Embryo development is controlled by a successive series of genes that provide each cell in the growing embryo with precise position information. Knowledge of these genes is known most completely from Drosophila, where a simple initial pattern generated by maternal effect genes is gradually segmented by the sequential transient expression of three successive series of genes: the gap genes, the pair-rule genes, and the segment polarity genes. Superimposing their action on the preexisting segments, these homeotic genes cause unique and often very distinctive patterns of differentiation for different segments. In humans, about 40 homeotic genes have been identified and are grouped into four clusters on chromosomes 2, 7, 12, and 17, whose organization reflects their spatial and temporal expression. Several homeotic genes have been found expressed not only in embryonic tissues, but also in adult tissues, most notably in the hematopoietic lineage, and also in tumors, especially leukemia, teratocarcinoma, and neuroblastoma, wherein their expression pattern is modified in a complex manner by retinoic acid. The target genes of the transcription factors encoded by the homeotic genes are largely unknown, but recent reports indicate that they may regulate the expression of adhesion molecules on the membrane and the production of components of the extracellular matrix. Abnormal expression of these genes can therefore affect not only cell proliferation, but also the spread of cells to aberrant locations.
|Number of pages||6|

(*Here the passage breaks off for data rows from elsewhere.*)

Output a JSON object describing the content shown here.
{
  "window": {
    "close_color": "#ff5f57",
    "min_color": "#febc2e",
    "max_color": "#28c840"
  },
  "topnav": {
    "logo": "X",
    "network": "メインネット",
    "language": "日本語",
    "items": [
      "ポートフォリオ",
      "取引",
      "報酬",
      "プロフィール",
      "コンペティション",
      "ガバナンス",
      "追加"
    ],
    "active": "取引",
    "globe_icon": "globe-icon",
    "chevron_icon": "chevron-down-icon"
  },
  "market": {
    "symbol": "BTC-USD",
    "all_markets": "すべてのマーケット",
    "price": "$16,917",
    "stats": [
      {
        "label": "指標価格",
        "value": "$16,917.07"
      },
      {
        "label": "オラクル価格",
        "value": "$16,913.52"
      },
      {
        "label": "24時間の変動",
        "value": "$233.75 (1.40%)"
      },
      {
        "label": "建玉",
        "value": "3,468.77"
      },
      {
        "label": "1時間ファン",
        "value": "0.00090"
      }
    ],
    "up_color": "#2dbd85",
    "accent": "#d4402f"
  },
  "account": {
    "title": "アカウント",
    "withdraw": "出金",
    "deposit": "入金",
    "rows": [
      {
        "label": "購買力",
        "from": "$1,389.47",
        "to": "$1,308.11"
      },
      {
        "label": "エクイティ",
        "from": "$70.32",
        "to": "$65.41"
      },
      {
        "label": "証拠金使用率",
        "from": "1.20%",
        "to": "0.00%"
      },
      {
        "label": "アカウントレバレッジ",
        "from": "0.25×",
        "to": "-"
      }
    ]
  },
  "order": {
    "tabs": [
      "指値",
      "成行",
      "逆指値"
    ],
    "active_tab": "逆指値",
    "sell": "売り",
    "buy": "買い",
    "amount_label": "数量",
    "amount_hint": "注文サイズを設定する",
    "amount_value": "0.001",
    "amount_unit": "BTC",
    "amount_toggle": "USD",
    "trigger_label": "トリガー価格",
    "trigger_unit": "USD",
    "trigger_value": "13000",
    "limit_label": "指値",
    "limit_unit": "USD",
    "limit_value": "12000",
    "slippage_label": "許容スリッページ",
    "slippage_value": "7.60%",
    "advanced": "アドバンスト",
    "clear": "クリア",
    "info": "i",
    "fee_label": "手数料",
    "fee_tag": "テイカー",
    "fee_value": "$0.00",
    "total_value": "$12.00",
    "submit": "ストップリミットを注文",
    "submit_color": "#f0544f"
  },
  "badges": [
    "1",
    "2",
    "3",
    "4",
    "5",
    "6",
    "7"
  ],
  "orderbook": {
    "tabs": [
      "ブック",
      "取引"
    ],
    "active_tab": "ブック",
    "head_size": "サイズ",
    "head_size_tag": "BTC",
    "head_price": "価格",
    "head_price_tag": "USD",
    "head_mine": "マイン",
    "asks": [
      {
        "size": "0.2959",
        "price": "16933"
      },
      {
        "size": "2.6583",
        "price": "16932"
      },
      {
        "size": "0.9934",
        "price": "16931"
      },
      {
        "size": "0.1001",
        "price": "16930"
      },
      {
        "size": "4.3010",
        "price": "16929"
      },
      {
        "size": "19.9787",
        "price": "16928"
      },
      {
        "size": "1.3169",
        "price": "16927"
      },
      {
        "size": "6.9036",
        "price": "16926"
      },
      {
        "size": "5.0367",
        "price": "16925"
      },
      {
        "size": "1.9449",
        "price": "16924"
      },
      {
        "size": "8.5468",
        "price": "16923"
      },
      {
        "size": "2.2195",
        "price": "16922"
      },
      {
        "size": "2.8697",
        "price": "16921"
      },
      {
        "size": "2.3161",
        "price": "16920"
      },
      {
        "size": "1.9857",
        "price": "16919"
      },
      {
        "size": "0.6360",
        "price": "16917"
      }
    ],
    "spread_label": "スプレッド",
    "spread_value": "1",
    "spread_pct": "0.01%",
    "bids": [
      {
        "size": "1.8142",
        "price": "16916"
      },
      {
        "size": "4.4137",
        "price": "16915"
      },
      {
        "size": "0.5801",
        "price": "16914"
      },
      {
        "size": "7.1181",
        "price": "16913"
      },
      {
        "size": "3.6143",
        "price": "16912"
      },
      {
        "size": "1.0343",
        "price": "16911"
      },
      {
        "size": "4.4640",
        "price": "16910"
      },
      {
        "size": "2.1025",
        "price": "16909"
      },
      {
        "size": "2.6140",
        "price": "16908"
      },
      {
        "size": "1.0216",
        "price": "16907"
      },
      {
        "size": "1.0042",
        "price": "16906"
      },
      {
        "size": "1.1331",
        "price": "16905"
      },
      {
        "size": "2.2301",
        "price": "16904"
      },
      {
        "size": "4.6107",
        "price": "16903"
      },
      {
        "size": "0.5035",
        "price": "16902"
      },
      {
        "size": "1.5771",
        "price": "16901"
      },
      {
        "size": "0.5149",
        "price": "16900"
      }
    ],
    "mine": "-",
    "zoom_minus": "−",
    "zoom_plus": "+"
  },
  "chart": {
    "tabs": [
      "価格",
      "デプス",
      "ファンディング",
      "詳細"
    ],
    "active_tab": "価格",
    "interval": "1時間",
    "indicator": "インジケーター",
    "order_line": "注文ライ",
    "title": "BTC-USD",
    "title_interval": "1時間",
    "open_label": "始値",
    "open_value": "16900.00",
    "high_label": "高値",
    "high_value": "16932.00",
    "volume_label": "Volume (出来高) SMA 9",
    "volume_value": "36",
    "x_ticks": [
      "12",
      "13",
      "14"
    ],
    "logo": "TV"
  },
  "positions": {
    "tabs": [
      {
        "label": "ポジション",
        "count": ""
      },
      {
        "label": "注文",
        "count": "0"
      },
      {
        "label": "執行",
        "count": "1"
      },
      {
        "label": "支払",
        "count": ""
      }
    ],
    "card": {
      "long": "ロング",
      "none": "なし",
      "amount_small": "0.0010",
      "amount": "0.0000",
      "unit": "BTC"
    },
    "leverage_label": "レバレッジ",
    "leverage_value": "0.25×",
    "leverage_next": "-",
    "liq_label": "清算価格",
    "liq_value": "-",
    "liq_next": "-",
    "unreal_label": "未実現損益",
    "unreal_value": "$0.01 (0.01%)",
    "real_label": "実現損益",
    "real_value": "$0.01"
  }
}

|Journal||Cancer Detection and Prevention|
|Publication status||Published - 1993|
ASJC Scopus subject areas
- Cancer Research